Task to carry out: The lines to be copied are those below that contain "value".

......

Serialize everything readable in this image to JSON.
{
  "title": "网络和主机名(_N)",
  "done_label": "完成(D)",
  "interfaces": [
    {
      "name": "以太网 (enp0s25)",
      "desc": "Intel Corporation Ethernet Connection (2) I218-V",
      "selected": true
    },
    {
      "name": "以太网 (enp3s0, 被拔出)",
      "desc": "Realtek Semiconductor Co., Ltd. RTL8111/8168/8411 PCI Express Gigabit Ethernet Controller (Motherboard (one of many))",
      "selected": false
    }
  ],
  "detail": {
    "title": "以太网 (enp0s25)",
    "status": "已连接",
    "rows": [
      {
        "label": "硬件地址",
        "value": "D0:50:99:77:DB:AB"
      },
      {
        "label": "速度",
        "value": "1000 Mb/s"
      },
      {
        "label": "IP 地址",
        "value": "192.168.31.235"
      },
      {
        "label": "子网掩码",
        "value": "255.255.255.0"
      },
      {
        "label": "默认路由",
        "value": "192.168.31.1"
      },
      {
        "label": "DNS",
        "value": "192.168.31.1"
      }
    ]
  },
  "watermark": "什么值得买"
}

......

Response for this exercise:
        "value": "D0:50:99:77:DB:AB"
        "value": "1000 Mb/s"
        "value": "192.168.31.235"
        "value": "255.255.255.0"
        "value": "192.168.31.1"
        "value": "192.168.31.1"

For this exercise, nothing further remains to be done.